James Alexander Patten, journalist, editor, and author, was born in Brooklyn, New York, the son of William D. Patten and his wife Sarah Ann Alexander. He was educated in the Brooklyn schools, and began his journalistic work as dramatic critic on the Evening Star. He was writing for the Sunday Mercury as early as 1859; later he wrote stories of Colonial and Revolutionary times in the New York Weekly (1868), New York Sunday Times, Street and Smith's Literary Album (1867), and New York Dispatch. He also wrote for the Daily Herald and Times; and for the Evening World he wrote stories of Old New York. He also produced some novelettes for Tousey. Among his biographical and historical writings are "Battle for Union," a Civil War history which ran for four years in the New York Weekly Mercury, "Lives of the Clergy of New York and Brooklyn" (1874), and "The Self-Made Men of Our Times," a series of biographies of living persons in Frank Leslie's Chimney Corner. A prize novel, entitled "Our Father's Bones," was based on the history of the Wallabout Prison Ships. He was assistant editor of Munsey's Weekly when it was first started and wrote sketches for the Argosy. For eleven years he was editor of a trade paper, and for a time editor of Frank Leslie's Weekly. At one time he was a director of a book company. He died at Roseville, New Jersey, April 17, 1913.
Besides the novel listed below, he wrote two series of "Talked About People" for the Saturday Journal, giving biographies of some fifty prominent men and women.
REFERENCES: Who's Who in New York City and State, 1907, 1022; Brooklyn Directories, 1867 to 1910; obituary notices in the New York Times and New York Herald, both of April 19, 1913; Publishers' Weekly, December 2, 1889, 1186.
Saturday Journal.
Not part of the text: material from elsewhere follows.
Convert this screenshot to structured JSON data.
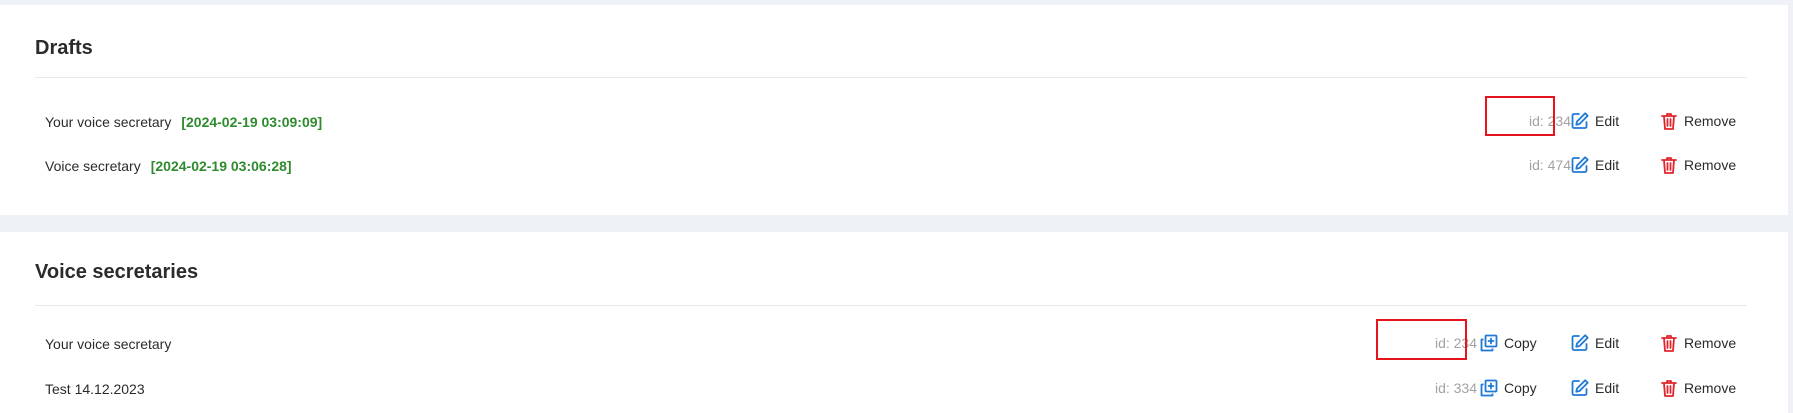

No. 503
Half-Dime Library. No. 148
Pocket Library. No. 71